• WHAT YOU ARE ASKED TO DO
Search each line of the data for the word "value"; copy every line where it is found.

== Segment start ==

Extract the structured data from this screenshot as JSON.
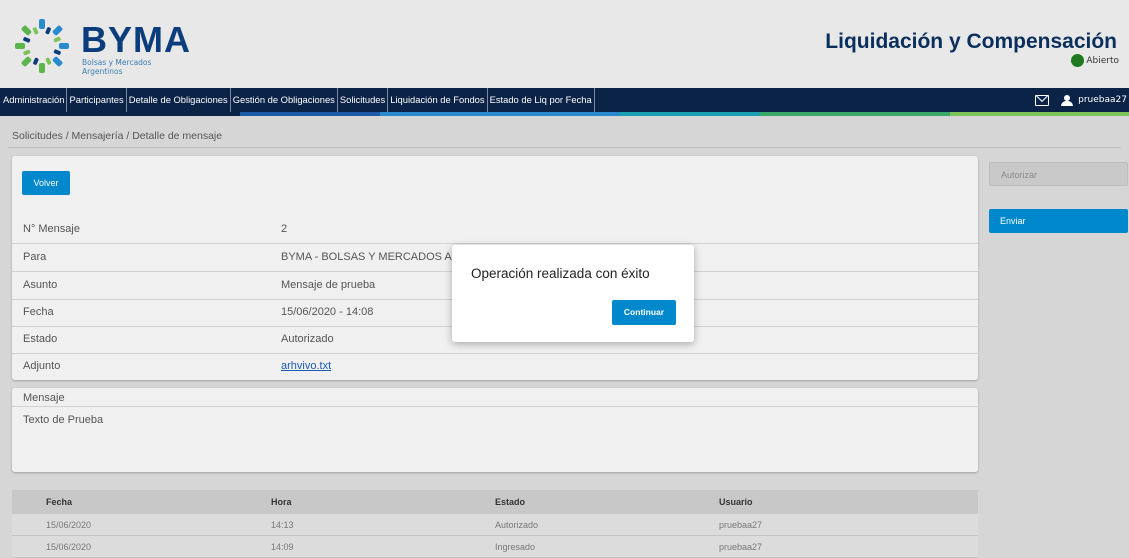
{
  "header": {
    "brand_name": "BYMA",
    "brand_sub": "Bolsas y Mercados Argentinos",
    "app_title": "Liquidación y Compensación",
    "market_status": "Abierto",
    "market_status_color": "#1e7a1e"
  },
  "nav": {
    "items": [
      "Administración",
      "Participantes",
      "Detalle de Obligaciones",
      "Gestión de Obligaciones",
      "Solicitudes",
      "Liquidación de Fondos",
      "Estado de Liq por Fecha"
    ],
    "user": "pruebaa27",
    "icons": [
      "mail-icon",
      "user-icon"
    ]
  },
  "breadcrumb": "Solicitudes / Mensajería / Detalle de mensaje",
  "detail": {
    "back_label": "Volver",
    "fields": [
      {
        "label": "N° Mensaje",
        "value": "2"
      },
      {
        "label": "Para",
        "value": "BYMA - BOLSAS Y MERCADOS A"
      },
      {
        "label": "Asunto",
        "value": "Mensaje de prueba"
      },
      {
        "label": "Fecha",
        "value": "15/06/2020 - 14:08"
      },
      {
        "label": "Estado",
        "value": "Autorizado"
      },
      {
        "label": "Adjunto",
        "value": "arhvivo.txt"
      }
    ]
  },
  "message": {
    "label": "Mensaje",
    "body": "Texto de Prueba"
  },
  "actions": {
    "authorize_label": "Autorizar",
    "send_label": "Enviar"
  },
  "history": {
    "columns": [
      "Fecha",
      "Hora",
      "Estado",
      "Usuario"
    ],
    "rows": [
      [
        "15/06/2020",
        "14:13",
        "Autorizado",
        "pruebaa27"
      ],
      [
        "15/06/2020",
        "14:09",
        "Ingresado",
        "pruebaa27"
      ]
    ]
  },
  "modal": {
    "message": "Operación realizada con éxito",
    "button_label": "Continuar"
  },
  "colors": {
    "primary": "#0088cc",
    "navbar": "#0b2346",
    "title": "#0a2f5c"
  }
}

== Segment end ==
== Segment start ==

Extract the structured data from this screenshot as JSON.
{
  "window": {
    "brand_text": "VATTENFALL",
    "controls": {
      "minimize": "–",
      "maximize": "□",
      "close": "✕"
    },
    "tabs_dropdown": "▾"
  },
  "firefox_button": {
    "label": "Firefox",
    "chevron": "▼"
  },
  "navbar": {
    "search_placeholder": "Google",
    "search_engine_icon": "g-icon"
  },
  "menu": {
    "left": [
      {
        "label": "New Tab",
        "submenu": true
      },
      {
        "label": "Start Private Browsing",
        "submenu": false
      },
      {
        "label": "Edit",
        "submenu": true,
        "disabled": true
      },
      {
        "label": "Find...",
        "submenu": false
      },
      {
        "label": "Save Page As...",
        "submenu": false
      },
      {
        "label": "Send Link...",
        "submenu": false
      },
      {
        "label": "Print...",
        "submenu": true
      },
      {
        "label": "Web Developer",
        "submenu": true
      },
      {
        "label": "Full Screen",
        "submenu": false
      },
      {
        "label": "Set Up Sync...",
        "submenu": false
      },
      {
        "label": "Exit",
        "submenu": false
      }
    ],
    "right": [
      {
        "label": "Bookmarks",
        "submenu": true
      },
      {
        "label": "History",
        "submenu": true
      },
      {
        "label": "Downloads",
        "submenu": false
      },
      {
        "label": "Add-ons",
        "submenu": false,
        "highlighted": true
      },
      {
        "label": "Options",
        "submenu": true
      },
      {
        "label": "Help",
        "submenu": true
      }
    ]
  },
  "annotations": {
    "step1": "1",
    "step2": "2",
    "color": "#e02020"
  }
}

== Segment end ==

• RESULT
        "value": "2"
        "value": "BYMA - BOLSAS Y MERCADOS A"
        "value": "Mensaje de prueba"
        "value": "15/06/2020 - 14:08"
        "value": "Autorizado"
        "value": "arhvivo.txt"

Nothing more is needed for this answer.